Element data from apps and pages
== == ==

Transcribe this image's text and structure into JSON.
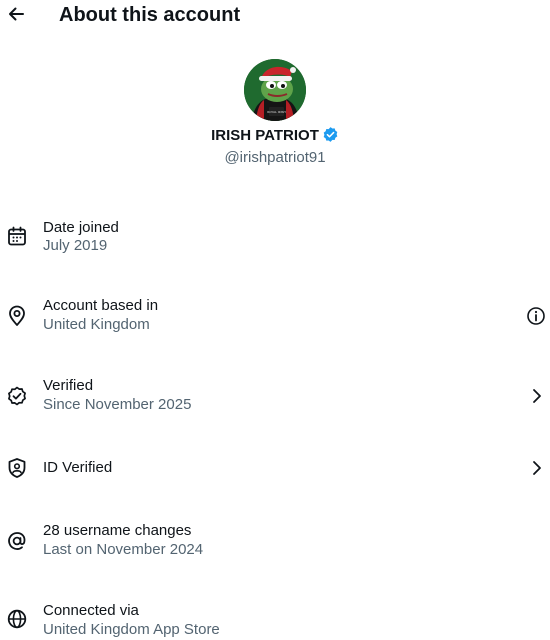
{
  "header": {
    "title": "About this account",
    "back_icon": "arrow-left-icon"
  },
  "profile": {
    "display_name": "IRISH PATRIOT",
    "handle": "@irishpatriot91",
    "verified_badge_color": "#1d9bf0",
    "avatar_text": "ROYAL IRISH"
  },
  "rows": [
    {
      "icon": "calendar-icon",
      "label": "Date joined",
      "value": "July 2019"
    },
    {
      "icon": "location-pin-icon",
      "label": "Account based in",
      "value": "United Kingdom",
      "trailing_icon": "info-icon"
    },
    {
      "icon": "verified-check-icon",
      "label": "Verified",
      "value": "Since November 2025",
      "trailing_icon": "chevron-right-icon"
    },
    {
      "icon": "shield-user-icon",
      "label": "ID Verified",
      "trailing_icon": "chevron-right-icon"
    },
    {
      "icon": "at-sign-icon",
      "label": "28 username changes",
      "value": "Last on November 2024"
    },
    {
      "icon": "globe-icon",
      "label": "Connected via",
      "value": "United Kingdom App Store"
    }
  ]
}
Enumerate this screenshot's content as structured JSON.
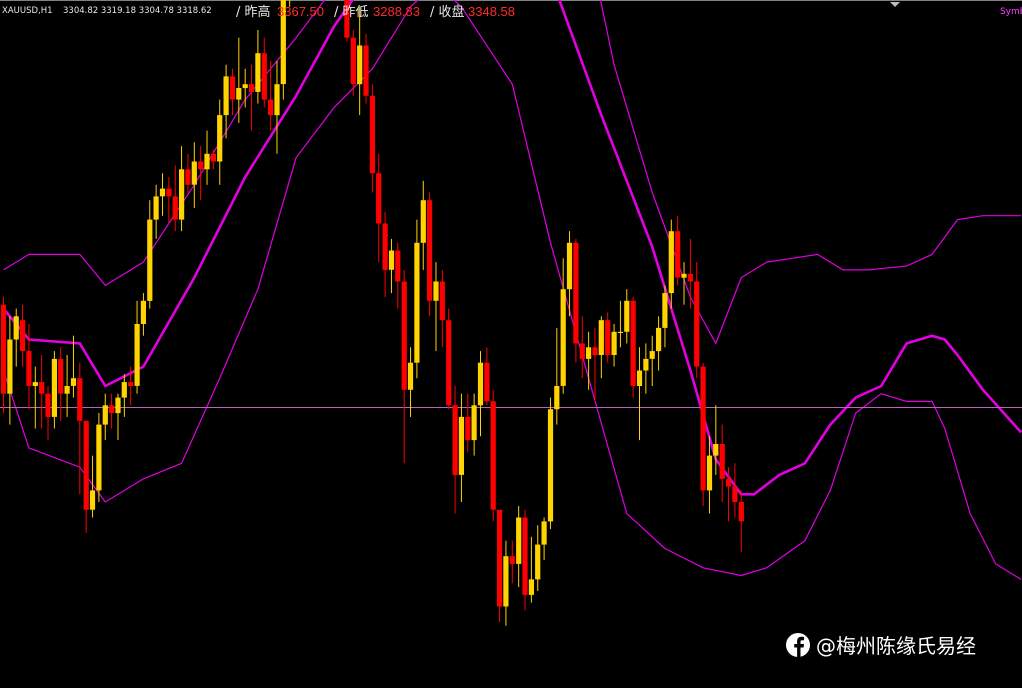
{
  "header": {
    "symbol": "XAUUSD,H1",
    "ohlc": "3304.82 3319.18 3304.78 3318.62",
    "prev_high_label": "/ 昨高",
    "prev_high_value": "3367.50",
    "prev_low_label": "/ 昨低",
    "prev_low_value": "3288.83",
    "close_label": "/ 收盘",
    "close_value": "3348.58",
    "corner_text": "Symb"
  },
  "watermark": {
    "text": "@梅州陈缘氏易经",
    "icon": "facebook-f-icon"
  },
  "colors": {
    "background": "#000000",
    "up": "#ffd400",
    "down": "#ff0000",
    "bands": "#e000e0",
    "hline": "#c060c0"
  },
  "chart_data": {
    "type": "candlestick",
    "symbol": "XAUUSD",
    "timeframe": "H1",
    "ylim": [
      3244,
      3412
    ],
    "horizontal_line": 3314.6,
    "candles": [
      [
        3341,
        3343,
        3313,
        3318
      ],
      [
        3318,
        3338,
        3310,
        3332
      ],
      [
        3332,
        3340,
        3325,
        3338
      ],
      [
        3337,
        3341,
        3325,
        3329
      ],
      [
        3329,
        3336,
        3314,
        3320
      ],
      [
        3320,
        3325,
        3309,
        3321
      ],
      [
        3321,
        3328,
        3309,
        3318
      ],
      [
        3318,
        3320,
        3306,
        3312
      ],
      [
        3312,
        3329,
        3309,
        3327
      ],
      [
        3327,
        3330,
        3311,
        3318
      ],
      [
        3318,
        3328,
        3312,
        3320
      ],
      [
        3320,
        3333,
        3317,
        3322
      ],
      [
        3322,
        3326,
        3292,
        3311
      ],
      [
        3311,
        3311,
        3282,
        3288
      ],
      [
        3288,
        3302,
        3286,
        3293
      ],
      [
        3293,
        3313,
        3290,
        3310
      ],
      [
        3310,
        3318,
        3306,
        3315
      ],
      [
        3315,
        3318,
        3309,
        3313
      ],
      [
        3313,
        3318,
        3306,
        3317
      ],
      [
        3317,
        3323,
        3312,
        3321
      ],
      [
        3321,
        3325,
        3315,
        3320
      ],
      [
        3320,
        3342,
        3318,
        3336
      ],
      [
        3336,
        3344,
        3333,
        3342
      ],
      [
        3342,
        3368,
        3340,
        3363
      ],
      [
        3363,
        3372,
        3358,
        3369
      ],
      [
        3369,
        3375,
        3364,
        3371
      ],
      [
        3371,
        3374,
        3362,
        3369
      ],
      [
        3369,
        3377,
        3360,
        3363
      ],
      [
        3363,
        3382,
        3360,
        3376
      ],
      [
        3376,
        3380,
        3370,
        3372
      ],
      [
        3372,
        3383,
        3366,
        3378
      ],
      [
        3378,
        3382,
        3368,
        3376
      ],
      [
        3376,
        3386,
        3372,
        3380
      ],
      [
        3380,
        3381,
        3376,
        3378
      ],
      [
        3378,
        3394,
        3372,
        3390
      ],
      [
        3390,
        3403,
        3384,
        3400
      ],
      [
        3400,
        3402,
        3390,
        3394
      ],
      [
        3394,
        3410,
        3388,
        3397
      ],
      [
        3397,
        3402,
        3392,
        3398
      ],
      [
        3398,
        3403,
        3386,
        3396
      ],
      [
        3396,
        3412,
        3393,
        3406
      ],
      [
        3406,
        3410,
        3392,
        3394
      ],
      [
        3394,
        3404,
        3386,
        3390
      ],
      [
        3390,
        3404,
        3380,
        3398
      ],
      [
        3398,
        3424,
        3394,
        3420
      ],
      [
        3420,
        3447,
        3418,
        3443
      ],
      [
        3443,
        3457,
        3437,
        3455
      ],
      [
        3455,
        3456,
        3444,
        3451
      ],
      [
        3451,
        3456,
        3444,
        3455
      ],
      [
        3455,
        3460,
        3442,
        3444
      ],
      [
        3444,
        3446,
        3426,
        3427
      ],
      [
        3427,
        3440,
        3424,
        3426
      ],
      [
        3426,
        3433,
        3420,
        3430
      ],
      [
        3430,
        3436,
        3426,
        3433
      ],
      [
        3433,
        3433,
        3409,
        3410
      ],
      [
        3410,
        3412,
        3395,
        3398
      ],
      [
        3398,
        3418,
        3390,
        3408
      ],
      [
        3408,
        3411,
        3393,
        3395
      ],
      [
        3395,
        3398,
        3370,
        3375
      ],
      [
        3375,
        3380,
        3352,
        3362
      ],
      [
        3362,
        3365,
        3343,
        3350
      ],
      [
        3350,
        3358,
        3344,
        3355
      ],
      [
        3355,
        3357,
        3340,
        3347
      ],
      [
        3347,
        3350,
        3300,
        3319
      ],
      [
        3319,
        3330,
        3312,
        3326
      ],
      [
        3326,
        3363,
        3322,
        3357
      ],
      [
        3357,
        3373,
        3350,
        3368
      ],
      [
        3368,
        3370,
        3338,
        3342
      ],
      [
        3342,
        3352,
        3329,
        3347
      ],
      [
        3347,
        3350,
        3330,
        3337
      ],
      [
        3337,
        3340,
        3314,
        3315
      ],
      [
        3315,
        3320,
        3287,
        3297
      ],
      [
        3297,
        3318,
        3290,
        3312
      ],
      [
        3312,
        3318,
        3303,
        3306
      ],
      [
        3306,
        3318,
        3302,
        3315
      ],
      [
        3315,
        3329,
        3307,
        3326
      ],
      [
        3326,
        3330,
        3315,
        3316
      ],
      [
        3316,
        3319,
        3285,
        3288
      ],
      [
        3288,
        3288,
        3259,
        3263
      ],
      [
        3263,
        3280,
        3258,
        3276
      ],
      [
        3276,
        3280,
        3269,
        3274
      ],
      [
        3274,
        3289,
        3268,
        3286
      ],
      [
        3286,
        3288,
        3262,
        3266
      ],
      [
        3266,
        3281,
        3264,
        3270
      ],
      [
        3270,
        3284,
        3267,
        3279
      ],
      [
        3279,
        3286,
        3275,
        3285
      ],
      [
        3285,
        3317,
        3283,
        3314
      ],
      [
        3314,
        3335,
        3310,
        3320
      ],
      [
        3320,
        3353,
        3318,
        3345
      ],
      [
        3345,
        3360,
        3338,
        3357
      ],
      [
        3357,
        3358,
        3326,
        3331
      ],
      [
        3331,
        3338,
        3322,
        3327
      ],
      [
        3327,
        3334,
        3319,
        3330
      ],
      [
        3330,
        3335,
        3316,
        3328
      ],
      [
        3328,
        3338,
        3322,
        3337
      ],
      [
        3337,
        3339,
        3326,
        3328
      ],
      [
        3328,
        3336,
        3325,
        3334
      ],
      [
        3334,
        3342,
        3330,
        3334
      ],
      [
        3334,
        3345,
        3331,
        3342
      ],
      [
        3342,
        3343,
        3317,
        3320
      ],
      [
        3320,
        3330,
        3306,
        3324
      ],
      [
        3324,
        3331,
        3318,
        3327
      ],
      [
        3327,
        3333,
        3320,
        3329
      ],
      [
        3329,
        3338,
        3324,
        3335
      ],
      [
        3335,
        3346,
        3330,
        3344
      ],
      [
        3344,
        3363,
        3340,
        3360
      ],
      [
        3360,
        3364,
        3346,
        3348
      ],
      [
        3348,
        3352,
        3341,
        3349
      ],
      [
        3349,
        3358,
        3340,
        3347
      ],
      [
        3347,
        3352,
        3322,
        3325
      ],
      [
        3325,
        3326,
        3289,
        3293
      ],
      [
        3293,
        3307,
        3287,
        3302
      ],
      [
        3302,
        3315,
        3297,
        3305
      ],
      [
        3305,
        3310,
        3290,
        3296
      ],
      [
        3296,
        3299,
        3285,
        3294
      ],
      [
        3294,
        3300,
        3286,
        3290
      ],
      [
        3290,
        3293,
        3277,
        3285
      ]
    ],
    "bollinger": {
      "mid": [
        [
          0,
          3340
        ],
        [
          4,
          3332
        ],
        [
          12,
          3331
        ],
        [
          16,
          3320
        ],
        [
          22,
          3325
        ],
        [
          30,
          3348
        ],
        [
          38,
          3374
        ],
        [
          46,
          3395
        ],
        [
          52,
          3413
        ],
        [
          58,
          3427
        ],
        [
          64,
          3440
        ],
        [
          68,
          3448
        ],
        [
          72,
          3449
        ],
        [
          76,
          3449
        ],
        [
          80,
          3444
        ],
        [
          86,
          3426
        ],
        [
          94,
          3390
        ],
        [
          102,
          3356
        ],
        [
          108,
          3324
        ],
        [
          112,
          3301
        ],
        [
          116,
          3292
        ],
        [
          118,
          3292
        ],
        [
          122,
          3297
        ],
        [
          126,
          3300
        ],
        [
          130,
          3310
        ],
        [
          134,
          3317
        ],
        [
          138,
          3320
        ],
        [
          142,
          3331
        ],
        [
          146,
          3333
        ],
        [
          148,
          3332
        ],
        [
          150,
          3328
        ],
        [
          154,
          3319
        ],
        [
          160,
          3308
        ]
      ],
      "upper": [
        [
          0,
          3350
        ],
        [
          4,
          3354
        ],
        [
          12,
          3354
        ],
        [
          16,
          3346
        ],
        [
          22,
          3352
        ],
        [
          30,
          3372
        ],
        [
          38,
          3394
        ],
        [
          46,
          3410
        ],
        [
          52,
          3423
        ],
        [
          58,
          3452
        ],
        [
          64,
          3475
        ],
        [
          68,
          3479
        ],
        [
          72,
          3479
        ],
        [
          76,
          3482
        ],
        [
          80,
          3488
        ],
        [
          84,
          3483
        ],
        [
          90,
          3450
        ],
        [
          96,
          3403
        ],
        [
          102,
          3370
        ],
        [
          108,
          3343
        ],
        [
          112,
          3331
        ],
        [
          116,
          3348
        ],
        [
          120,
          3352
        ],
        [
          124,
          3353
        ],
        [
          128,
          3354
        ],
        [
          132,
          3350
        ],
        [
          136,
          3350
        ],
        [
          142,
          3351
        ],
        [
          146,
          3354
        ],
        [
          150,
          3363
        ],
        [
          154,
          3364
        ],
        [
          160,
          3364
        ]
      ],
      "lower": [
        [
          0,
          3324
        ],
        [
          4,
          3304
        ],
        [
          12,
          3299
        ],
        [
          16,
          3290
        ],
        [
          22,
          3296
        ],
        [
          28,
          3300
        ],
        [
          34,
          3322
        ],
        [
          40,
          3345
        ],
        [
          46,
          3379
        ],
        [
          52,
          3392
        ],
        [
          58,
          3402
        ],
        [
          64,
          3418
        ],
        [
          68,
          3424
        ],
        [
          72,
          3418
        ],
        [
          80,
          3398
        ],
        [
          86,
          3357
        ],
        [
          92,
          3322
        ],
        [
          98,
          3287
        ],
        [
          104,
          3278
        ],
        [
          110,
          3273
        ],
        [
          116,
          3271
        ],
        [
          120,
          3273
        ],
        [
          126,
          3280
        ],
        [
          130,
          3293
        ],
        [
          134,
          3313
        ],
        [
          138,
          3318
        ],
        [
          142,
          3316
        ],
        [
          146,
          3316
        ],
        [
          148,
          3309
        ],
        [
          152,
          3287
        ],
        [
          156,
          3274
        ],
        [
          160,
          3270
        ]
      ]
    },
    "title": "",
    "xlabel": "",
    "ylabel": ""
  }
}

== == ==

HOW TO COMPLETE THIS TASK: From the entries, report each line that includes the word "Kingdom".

YOUR SOLUTION:
      "value": "United Kingdom",
      "value": "United Kingdom App Store"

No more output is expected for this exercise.